The book is probably about 60,000 words long by now, or will be when I type all that mess up, and I only just got Rose to the big city. She and her companions still have to cross the rest of the sea of grass, visit a remote city in the mountains that may have been destroyed by something or another, find a reclusive wizard to help them, and travel to their ultimate destination somewhere in the heart of the mountains, there to have the gigantic climax in which Rose and her friends Save the World, or at least do enough saving for this book; naturally, this kind of book requires a sequel. All that while the forces of evil are hot on their heels. Remember, White Rose is not meant to be an innovative book. It's not even meant to be a particularly good book, which is good, because it's not.
I have been wondering why I'm laboring over this mess when it's obvious I'm writing an instant trunk novel. That is, when I finish White Rose, odds are good I'll set it aside and never let anyone read it. It's not even good writing practice, since I'm not even working very hard to make the prose decent. Admittedly, it's not horrible--in fact it's actually pretty readable--but it's so very, very trite.

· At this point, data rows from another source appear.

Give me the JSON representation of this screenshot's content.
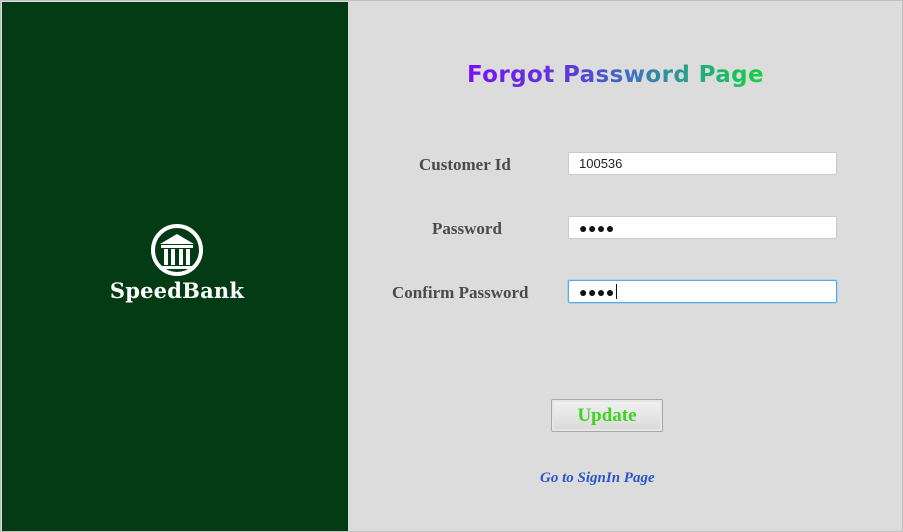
{
  "brand": {
    "name": "SpeedBank",
    "icon": "bank-building-icon",
    "panel_color": "#033b15"
  },
  "form": {
    "title": "Forgot Password Page",
    "title_gradient": [
      "#7a10f2",
      "#3f6fc2",
      "#14d23f"
    ],
    "customer_id": {
      "label": "Customer Id",
      "value": "100536"
    },
    "password": {
      "label": "Password",
      "masked_value": "●●●●"
    },
    "confirm_password": {
      "label": "Confirm Password",
      "masked_value": "●●●●",
      "focused": true
    },
    "update_label": "Update",
    "signin_link": "Go to SignIn Page"
  },
  "colors": {
    "background": "#dcdcdc",
    "update_text": "#3fd21e",
    "link": "#2a55c9",
    "focus_border": "#5aa8df"
  }
}
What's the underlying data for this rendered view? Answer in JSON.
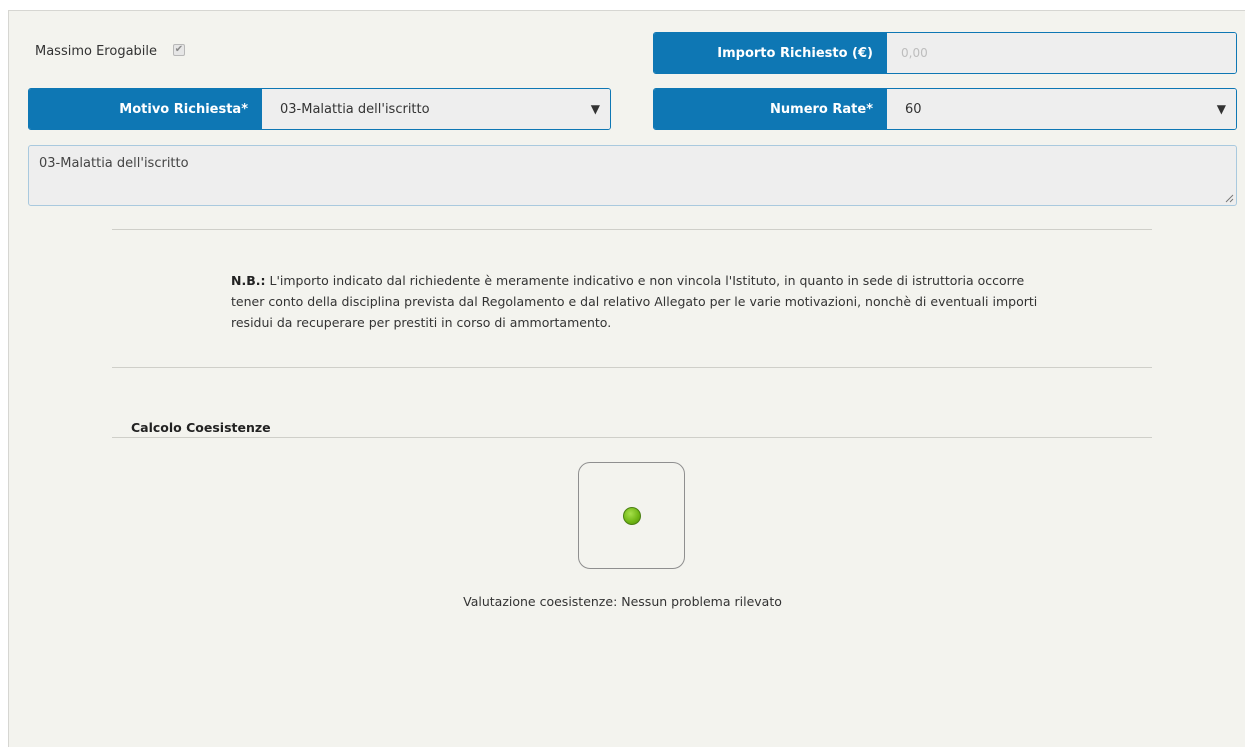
{
  "form": {
    "massimo_erogabile_label": "Massimo Erogabile",
    "massimo_erogabile_checked": true,
    "importo_label": "Importo Richiesto (€)",
    "importo_value": "0,00",
    "motivo_label": "Motivo Richiesta*",
    "motivo_value": "03-Malattia dell'iscritto",
    "numero_rate_label": "Numero Rate*",
    "numero_rate_value": "60",
    "description_value": "03-Malattia dell'iscritto"
  },
  "note": {
    "prefix": "N.B.:",
    "text": " L'importo indicato dal richiedente è meramente indicativo e non vincola l'Istituto, in quanto in sede di istruttoria occorre tener conto della disciplina prevista dal Regolamento e dal relativo Allegato per le varie motivazioni, nonchè di eventuali importi residui da recuperare per prestiti in corso di ammortamento."
  },
  "coesistenze": {
    "title": "Calcolo Coesistenze",
    "status_color": "#6fb514",
    "status_text": "Valutazione coesistenze: Nessun problema rilevato"
  },
  "icons": {
    "checkbox": "checkmark-icon",
    "dropdown": "triangle-down-icon",
    "resize": "resize-grip-icon",
    "status": "green-light-icon"
  }
}
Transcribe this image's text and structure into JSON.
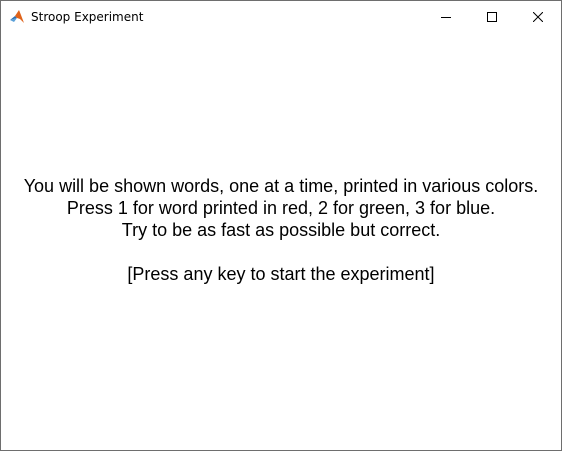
{
  "window": {
    "title": "Stroop Experiment",
    "app_icon": "matlab-icon",
    "controls": {
      "minimize_icon": "minimize-icon",
      "maximize_icon": "maximize-icon",
      "close_icon": "close-icon"
    }
  },
  "instructions": {
    "line1": "You will be shown words, one at a time, printed in various colors.",
    "line2": "Press 1 for word printed in red, 2 for green, 3 for blue.",
    "line3": "Try to be as fast as possible but correct.",
    "prompt": "[Press any key to start the experiment]"
  },
  "colors": {
    "background": "#ffffff",
    "text": "#000000",
    "border": "#6e6e6e"
  }
}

Except for the were-zebras, of course. They're pretty cool. And unexpected, even to me.